Cool Girls, Inc. is a multi-component program that focuses on enhancing girls’ positive youth development through promotion of healthy behaviors and attitudes. It includes one-to-one mentoring, tutoring, and other support services
A quasi-experimental design was used to evaluate the effects of participating in Cool Girls Inc. programs, as well as the effects of a mentoring component. Self-report questionnaires were completed at the beginning and end of the academic year by 86 predominantly African-American girls, age range 9-15 years old, who participated in the program. Data were also collected from a demographically similar comparison group comprised of youth who did not participate in the program.
The following outcomes were considered:
- Self concept: including scholastic abilities, behavioral conduct, social acceptance, body image, and global self worth
- Academic orientation: including school grades, academic effort and internalized achievement motivation
- Future orientation: including goal-setting and decision-making skills
- Healthy behaviors: including nutrition, physical activity, reproductive health and avoidance of substance use
Relative to the comparison group, girls who participated in the Cool Girls youth development program demonstrated significant increased
-hope for the future
Beyond these findings related to participating in the program more generally, being matched with a mentor was associated with increases in
-body image and
-expectations of future drug use abstinence.
The findings suggest that for girls, participation in youth development programs has the potential to affect positive trajectories across a broad array of domains.

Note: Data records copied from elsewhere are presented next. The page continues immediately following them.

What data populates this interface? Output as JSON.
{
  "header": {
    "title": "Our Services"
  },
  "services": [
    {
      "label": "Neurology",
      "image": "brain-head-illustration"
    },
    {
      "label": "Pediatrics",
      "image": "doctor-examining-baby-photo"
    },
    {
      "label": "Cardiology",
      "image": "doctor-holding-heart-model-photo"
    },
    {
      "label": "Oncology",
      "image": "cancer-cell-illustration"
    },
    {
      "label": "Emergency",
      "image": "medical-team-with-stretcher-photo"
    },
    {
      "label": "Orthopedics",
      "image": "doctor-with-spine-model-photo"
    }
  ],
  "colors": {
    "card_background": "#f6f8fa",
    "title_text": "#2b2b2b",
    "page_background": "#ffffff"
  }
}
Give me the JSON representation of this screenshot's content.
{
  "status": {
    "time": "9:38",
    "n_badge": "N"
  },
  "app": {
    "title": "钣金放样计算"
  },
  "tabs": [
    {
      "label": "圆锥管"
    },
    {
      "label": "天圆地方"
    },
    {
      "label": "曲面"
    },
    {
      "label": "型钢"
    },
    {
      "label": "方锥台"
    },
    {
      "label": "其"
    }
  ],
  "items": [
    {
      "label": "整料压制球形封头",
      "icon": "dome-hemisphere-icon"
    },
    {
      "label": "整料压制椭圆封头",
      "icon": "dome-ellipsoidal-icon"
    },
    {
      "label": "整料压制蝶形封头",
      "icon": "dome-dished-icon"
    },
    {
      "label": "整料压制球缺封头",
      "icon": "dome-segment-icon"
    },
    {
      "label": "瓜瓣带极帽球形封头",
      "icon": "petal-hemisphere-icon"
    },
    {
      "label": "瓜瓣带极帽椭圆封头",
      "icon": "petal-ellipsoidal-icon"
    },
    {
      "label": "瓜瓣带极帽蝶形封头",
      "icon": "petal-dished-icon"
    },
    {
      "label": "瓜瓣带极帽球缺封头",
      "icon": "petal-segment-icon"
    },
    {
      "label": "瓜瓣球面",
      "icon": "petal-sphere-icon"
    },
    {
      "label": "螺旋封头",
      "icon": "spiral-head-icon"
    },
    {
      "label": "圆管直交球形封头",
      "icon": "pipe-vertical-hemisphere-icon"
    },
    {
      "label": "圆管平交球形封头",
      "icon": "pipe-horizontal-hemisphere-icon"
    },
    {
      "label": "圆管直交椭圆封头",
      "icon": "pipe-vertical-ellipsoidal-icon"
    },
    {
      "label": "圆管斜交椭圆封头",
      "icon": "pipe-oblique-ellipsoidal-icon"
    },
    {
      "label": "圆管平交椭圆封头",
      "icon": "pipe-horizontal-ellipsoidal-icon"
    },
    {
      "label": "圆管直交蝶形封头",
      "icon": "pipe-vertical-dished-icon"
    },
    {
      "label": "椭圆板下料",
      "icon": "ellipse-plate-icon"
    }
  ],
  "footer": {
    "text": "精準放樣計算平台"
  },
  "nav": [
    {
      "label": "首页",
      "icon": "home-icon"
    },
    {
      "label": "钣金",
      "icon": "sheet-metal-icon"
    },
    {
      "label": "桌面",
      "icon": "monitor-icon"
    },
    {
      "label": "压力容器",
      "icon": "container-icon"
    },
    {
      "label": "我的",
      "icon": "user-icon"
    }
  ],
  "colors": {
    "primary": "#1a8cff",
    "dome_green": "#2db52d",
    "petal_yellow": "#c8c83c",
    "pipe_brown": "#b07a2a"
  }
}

Furthermore, the findings highlight the utility of one-to-one mentoring within multi-component preventative intervention programs.
Formal mentoring programs use various evidence-based practices including provision of mentor training and support in order to foster relationships that address the needs of diverse youth, and enhance mentoring effectiveness. This study presents factors that may be relevant to and inform the mentoring experience of girls, particularly those related to interpersonal relationships and healthy behaviors. Providing training that can equip mentors to better support the needs of girls, as well as providing opportunities to engage in discussion around these factors may enhance the overall experience of youth mentoring for girls.
Summarized by Stella Kanchewa, M.A., UMass Boston